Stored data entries
+ + +

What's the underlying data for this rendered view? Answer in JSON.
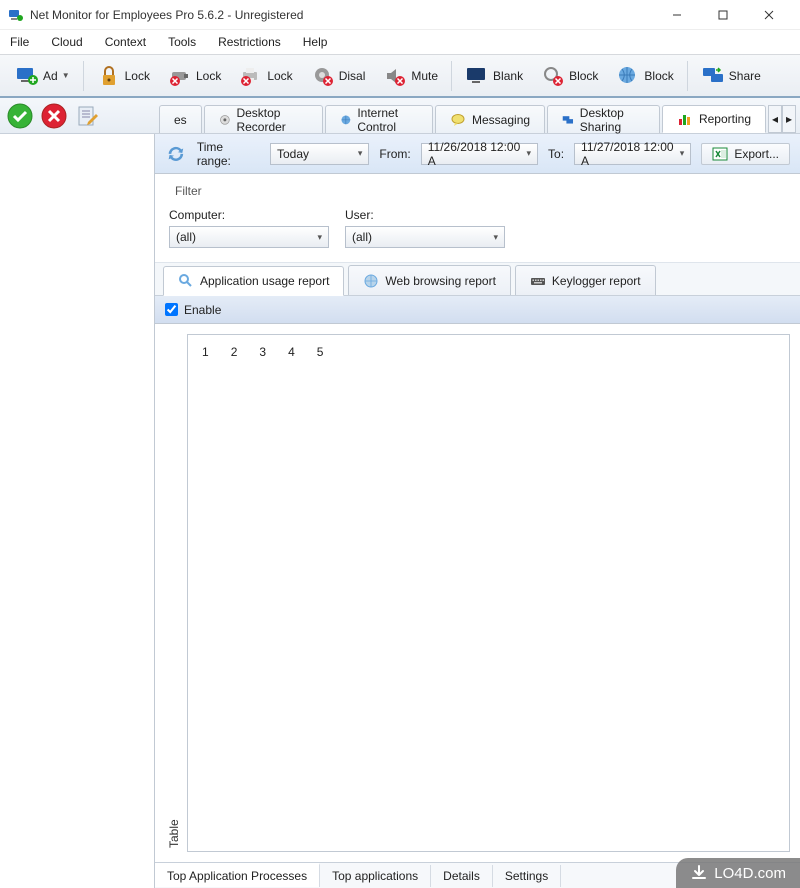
{
  "window": {
    "title": "Net Monitor for Employees Pro 5.6.2 - Unregistered"
  },
  "menu": {
    "items": [
      "File",
      "Cloud",
      "Context",
      "Tools",
      "Restrictions",
      "Help"
    ]
  },
  "toolbar": {
    "add": "Ad",
    "lock1": "Lock",
    "lock2": "Lock",
    "lock3": "Lock",
    "disable": "Disal",
    "mute": "Mute",
    "blank": "Blank",
    "block1": "Block",
    "block2": "Block",
    "share": "Share"
  },
  "maintabs": {
    "partial": "es",
    "desktop_recorder": "Desktop Recorder",
    "internet_control": "Internet Control",
    "messaging": "Messaging",
    "desktop_sharing": "Desktop Sharing",
    "reporting": "Reporting"
  },
  "timebar": {
    "time_range_label": "Time range:",
    "time_range_value": "Today",
    "from_label": "From:",
    "from_value": "11/26/2018 12:00 A",
    "to_label": "To:",
    "to_value": "11/27/2018 12:00 A",
    "export": "Export..."
  },
  "filter": {
    "title": "Filter",
    "computer_label": "Computer:",
    "computer_value": "(all)",
    "user_label": "User:",
    "user_value": "(all)"
  },
  "reporttabs": {
    "app_usage": "Application usage report",
    "web_browsing": "Web browsing report",
    "keylogger": "Keylogger report"
  },
  "enable": {
    "label": "Enable",
    "checked": true
  },
  "table": {
    "side_label": "Table",
    "columns": [
      "1",
      "2",
      "3",
      "4",
      "5"
    ]
  },
  "bottomtabs": {
    "top_processes": "Top Application Processes",
    "top_apps": "Top applications",
    "details": "Details",
    "settings": "Settings"
  },
  "watermark": "LO4D.com"
}
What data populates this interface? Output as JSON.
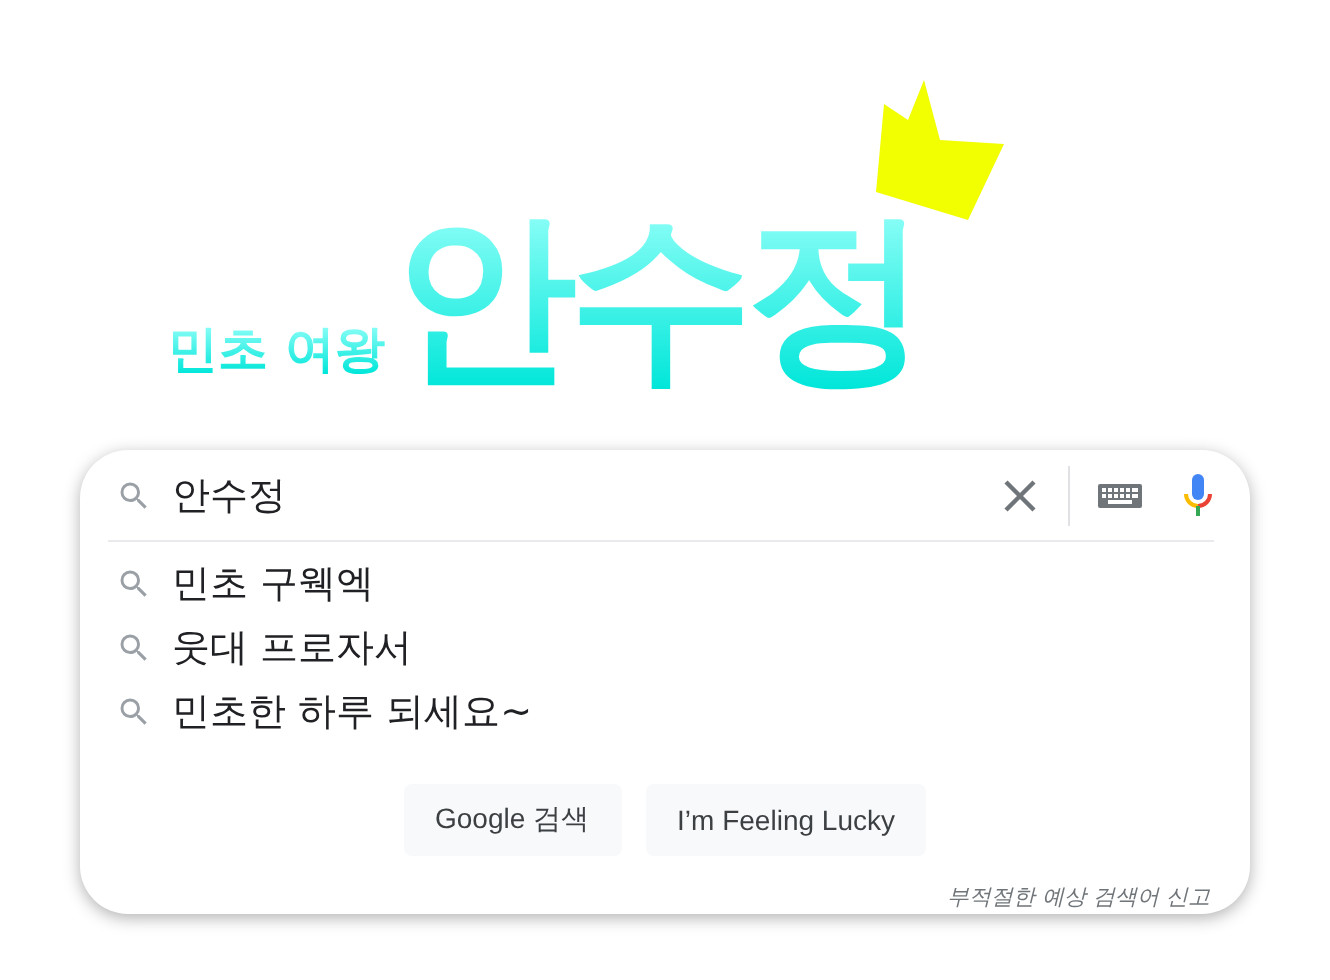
{
  "logo": {
    "subtitle": "민초 여왕",
    "title": "안수정"
  },
  "search": {
    "value": "안수정"
  },
  "suggestions": [
    "민초 구웩엑",
    "웃대 프로자서",
    "민초한 하루 되세요~"
  ],
  "buttons": [
    "Google 검색",
    "I’m Feeling Lucky"
  ],
  "report_link": "부적절한 예상 검색어 신고"
}
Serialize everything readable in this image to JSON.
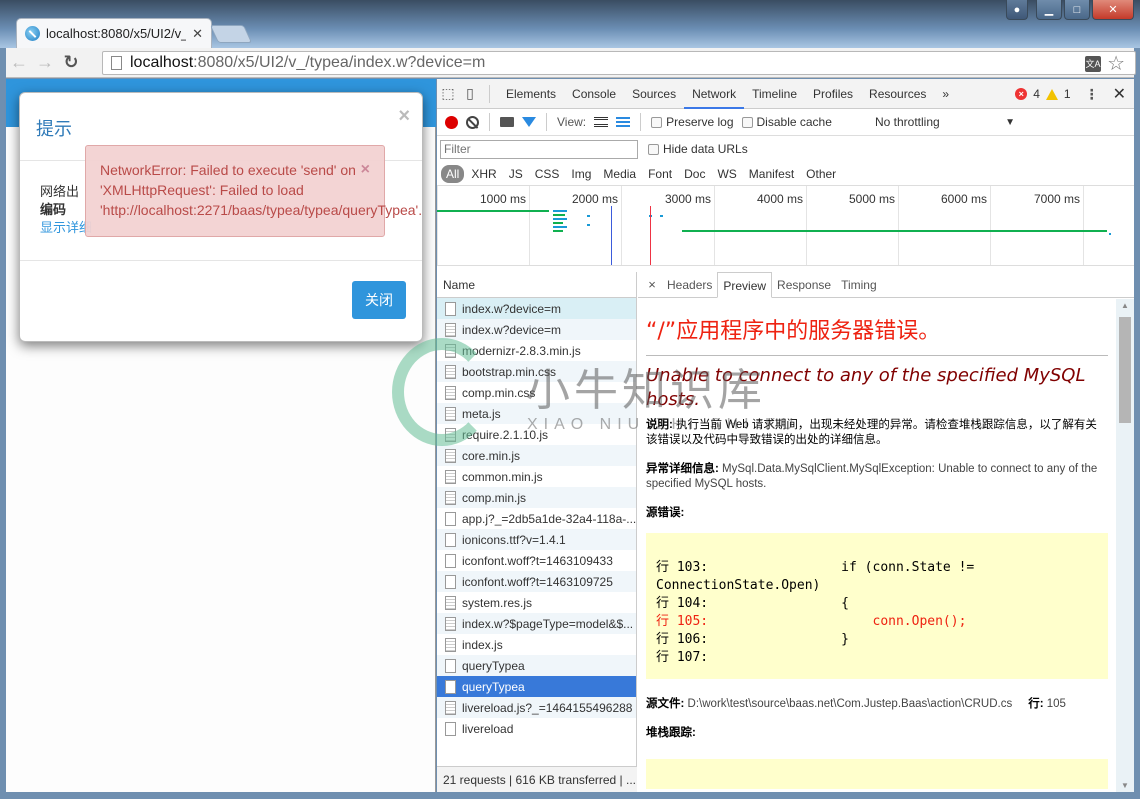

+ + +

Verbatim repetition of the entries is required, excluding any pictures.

Exercise response:
What's the underlying data for this rendered view? Answer in JSON.
{
  "window": {
    "title": "Net Monitor for Employees Pro 5.6.2 - Unregistered"
  },
  "menu": {
    "items": [
      "File",
      "Cloud",
      "Context",
      "Tools",
      "Restrictions",
      "Help"
    ]
  },
  "toolbar": {
    "add": "Ad",
    "lock1": "Lock",
    "lock2": "Lock",
    "lock3": "Lock",
    "disable": "Disal",
    "mute": "Mute",
    "blank": "Blank",
    "block1": "Block",
    "block2": "Block",
    "share": "Share"
  },
  "maintabs": {
    "partial": "es",
    "desktop_recorder": "Desktop Recorder",
    "internet_control": "Internet Control",
    "messaging": "Messaging",
    "desktop_sharing": "Desktop Sharing",
    "reporting": "Reporting"
  },
  "timebar": {
    "time_range_label": "Time range:",
    "time_range_value": "Today",
    "from_label": "From:",
    "from_value": "11/26/2018 12:00 A",
    "to_label": "To:",
    "to_value": "11/27/2018 12:00 A",
    "export": "Export..."
  },
  "filter": {
    "title": "Filter",
    "computer_label": "Computer:",
    "computer_value": "(all)",
    "user_label": "User:",
    "user_value": "(all)"
  },
  "reporttabs": {
    "app_usage": "Application usage report",
    "web_browsing": "Web browsing report",
    "keylogger": "Keylogger report"
  },
  "enable": {
    "label": "Enable",
    "checked": true
  },
  "table": {
    "side_label": "Table",
    "columns": [
      "1",
      "2",
      "3",
      "4",
      "5"
    ]
  },
  "bottomtabs": {
    "top_processes": "Top Application Processes",
    "top_apps": "Top applications",
    "details": "Details",
    "settings": "Settings"
  },
  "watermark": "LO4D.com"
}
What data populates this interface? Output as JSON.
{
  "logo": {
    "subtitle": "민초 여왕",
    "title": "안수정"
  },
  "search": {
    "value": "안수정"
  },
  "suggestions": [
    "민초 구웩엑",
    "웃대 프로자서",
    "민초한 하루 되세요~"
  ],
  "buttons": [
    "Google 검색",
    "I’m Feeling Lucky"
  ],
  "report_link": "부적절한 예상 검색어 신고"
}
Serialize everything readable in this image to JSON.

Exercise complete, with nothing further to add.